To make the bread, a jar of yeast was always kept on hand. Mashed potatoes and water were added to the jar to keep it full. The yeast was added to the bread dough, and then allowed to rise for a few hours. It was then ready for the oven. Pies were also baked–huckleberry, gooseberry, and pumpkin. For sweetening they had sorghum molasses; and if they were lucky to find a honey tree where bees stored honey in a hollow branch, this added to the sweetening supply.
As soon as lumber was available from the water-power saw mill, Troth built a high back settee. The reason for the high back was to protect the neck and shoulders from the draft of cold air that swept across the room and up the chimney. More hot air went up the chimney than came out into the room. An old saying About these fireplaces was “your shins toasted and your back froze.”
In the long winter evenings as they sat around the fireplace, Troth would read Bible stories to the children. They roasted chestnuts ( which fell to the ground by the bushels, popped popcorn, cracked hickory nuts, shell barks, and black walnuts. Perhaps a neighbor would drop in and spend the evening.
Troth also built a cross-legged table with a long bench on each side.
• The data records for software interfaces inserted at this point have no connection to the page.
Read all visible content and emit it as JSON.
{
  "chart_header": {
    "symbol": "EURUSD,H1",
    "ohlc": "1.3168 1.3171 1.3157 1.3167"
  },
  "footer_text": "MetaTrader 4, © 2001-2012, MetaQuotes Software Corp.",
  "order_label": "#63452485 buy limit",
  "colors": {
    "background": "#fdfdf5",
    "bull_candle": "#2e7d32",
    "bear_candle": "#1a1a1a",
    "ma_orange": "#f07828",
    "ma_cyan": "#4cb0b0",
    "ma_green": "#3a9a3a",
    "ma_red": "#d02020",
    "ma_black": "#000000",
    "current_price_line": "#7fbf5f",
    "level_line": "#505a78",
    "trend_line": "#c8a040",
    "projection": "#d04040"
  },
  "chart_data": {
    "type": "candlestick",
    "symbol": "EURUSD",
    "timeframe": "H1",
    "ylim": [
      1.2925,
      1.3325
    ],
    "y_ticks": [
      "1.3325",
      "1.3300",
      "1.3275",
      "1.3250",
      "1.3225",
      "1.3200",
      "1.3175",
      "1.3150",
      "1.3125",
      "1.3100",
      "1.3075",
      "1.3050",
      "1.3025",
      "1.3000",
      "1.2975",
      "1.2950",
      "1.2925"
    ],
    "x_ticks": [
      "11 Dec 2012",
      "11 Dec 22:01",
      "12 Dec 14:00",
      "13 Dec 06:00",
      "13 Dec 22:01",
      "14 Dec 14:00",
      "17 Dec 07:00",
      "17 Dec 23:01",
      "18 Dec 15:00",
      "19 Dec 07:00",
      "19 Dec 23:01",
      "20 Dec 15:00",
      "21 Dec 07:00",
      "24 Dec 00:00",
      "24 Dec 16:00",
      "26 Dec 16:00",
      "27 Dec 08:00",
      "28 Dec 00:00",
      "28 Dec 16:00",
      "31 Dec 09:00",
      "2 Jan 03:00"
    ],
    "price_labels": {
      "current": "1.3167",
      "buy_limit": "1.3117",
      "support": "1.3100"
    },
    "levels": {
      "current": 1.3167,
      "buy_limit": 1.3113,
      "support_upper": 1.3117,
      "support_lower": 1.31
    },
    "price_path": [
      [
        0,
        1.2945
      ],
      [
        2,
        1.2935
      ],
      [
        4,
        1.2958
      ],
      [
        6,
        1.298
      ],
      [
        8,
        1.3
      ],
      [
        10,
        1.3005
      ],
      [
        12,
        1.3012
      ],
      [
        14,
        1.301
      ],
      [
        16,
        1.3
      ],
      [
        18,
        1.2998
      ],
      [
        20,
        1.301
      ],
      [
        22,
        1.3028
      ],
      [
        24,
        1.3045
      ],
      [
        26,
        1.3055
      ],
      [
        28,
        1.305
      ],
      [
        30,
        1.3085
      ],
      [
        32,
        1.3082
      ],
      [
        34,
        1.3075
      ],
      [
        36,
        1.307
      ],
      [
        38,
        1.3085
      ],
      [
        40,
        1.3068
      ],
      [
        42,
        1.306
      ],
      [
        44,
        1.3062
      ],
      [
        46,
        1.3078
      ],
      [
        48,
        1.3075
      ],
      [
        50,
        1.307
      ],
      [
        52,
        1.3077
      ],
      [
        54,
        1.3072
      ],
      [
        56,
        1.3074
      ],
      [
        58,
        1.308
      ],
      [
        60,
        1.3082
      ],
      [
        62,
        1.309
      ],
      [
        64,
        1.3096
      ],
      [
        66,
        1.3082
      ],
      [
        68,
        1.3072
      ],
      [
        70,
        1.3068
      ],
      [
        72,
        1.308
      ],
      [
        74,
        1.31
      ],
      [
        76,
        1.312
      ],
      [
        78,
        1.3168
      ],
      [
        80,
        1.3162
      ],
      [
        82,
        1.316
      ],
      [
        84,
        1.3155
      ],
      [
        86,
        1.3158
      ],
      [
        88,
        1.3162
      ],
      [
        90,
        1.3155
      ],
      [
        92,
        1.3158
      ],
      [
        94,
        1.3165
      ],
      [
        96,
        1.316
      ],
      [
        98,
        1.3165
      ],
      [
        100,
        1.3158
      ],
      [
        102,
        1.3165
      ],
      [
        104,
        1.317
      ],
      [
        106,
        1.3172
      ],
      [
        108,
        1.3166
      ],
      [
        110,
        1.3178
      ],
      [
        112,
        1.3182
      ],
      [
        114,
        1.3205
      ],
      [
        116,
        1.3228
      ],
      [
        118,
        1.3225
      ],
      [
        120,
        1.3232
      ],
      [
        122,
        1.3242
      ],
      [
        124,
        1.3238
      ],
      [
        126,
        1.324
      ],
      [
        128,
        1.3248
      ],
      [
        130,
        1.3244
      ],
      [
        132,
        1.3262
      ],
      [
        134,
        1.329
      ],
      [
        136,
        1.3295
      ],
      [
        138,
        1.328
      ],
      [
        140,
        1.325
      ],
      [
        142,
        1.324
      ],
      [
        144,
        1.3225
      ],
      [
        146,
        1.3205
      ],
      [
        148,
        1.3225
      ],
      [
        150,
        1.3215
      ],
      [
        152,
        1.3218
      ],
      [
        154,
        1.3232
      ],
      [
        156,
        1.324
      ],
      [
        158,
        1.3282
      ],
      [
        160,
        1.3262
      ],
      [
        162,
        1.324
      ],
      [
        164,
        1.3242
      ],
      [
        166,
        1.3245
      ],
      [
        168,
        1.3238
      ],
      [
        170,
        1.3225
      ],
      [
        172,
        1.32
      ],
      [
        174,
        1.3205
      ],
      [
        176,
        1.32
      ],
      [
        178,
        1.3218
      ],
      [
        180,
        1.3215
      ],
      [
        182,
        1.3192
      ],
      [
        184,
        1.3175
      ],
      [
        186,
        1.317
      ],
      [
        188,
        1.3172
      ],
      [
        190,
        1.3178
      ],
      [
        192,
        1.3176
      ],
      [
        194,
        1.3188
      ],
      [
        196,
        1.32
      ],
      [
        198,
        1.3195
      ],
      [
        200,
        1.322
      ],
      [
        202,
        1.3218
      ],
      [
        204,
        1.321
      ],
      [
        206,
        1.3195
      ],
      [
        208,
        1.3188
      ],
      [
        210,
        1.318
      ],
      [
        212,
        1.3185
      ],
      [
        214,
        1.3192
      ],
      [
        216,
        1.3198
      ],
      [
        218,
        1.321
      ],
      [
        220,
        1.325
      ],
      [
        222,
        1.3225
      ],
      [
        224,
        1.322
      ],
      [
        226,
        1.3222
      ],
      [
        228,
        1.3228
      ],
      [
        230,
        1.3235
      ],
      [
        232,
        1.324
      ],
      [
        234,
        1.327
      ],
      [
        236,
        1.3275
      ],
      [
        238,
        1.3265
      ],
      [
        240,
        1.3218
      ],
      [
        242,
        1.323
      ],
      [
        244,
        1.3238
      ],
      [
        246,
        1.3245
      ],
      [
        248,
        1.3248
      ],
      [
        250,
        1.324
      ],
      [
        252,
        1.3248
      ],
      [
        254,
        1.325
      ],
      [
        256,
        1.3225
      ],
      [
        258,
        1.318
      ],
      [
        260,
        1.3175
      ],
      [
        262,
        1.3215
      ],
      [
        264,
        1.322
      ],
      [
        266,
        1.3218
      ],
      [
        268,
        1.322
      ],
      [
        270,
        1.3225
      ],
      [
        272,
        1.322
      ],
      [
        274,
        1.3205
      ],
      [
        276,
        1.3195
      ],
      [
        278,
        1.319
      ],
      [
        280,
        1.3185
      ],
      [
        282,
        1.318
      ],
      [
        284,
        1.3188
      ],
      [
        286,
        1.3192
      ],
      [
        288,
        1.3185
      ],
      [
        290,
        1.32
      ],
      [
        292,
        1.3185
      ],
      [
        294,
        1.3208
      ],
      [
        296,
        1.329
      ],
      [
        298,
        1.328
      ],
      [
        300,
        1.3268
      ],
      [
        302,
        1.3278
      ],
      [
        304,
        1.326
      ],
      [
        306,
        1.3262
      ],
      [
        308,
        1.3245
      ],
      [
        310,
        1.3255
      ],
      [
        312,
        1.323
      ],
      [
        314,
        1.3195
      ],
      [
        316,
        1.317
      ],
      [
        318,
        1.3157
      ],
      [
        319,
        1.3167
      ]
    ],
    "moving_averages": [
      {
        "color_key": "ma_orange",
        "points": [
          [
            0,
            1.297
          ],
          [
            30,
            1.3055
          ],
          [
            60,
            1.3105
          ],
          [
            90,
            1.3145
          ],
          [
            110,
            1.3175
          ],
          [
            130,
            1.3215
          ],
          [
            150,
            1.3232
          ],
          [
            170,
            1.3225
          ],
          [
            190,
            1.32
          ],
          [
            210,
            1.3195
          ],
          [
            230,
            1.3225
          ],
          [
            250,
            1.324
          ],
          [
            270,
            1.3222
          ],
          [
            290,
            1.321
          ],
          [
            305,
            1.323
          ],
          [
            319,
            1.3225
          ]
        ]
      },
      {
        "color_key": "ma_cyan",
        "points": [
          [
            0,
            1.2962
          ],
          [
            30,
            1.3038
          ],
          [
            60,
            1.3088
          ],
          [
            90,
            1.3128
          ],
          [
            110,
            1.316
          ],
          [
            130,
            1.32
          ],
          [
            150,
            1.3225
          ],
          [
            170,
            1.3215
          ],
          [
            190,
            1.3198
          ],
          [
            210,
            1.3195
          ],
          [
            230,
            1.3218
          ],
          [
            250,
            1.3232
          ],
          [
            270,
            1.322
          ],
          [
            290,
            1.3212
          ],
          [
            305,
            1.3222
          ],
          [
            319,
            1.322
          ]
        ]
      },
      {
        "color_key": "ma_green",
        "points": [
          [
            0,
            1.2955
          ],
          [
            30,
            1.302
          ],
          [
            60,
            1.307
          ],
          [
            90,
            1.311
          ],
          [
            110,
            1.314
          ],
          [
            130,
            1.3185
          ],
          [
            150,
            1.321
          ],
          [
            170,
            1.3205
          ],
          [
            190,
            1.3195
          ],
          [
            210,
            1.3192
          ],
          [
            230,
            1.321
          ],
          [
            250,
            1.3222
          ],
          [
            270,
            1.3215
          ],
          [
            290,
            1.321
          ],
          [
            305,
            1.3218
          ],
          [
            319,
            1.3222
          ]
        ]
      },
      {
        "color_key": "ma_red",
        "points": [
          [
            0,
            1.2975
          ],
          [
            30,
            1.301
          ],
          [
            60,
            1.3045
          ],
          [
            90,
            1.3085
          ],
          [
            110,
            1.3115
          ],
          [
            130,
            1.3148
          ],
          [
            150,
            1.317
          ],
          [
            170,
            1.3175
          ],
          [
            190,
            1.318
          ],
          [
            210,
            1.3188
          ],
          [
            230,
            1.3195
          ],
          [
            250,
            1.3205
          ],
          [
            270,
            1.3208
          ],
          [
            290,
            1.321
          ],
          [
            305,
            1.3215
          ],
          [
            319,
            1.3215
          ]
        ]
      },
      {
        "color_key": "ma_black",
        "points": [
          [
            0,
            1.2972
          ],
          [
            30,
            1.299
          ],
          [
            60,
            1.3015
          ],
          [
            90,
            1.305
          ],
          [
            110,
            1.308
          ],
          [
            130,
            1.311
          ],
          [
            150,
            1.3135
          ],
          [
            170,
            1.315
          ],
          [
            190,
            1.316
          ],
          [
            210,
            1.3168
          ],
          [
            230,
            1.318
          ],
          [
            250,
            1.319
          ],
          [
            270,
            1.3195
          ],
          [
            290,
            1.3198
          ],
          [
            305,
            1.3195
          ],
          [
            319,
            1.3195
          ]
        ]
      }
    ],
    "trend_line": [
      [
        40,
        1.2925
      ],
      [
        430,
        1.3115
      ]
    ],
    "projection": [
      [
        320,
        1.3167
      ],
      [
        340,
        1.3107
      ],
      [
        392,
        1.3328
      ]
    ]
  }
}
His wife kept busy. For breakfast she would fry ham in a long-handled pan over an open fire. For dinner, a big dinner pot would be filled with pork, cabbage, and potatoes. This pot was then swung over the fire by a crane. Supper was a bowl of corn mush and milk. To supplement this diet, wild game was plentiful. Domestic fowl were chicken, duck and geese. In winter pigs were killed, and also a beef. Tallow as made from the beef into candles and soap. Ashes from the fire were put in a barrel. Water was allowed to soak through the ashes; lye was obtained in this manner and was mixed with the tallow to form homemade soap.
A housewife washed and combed wool which was then spun into thread on a large spinning wheel. This thread was then made into warm winter clothing. For summer wear, flax fibers had to be taken out of the flax stems. This was a difficult job and a special tool had to be used. The fiber was then spun on a smaller spinning wheel, flax being harder to spin than wool. The flax thread was then put through a weaving machine. The linen then made into clothing. No coloring was used; the linen was a dull gray.
While the wife was busy in the house, the husband was busy outside, cutting down trees and clearing the underbrush. It was a hard job to dig out the stumps, so he planted his corn between the stumps, using a grubbing hoe to stir the soil and cut down unwanted growth. When time permitted, he dug out the stumps. He made a sort of wooden plow that was pulled by oxen. He made a barn to shelter his grain and livestock; and he made a oxcart with solid wooden wheels, wooden axle, body, tongue, and neck yoke to hold the oxen. The oxen pulled the cart by their powerful necks. This was the slow method of transportation for heavy hauling For fast transportation, one mounted a horse. Oxen were powerful beasts weighing About a ton, as compared to a horse’s 1200 to 1500 pounds. Oxen could pull a load in muddy ground where a horse would flounder. Oxen were hard to train. It was hard to get an idea into their thick skulls. When the driver saw that an oxen team was About to hit an obstruction he would holler “whoa;” but to get them used to the word “gitup,” a whip lash was a good instructor.
During the Revolutionary War, Tylee Engle was in possession of the Troth farm. He built a brick addition to the old sandstone part and his initials T. E. and the year 1777 were marked on the door latch. A later owner rough coated the entire house. The present owner, James Ivins, has sold the farm to real estate developers and the old house faces a gloomy future.
Posted on January 4, 2010, in genealogy and tagged Darius Brittain Troth, Elizabeth Fields, Elizabeth Phillips, England, Evesham, family history, genealogy research, Job Troth, Matilda Poland, New Jersey, William Troth. Bookmark the permalink. 8 Comments.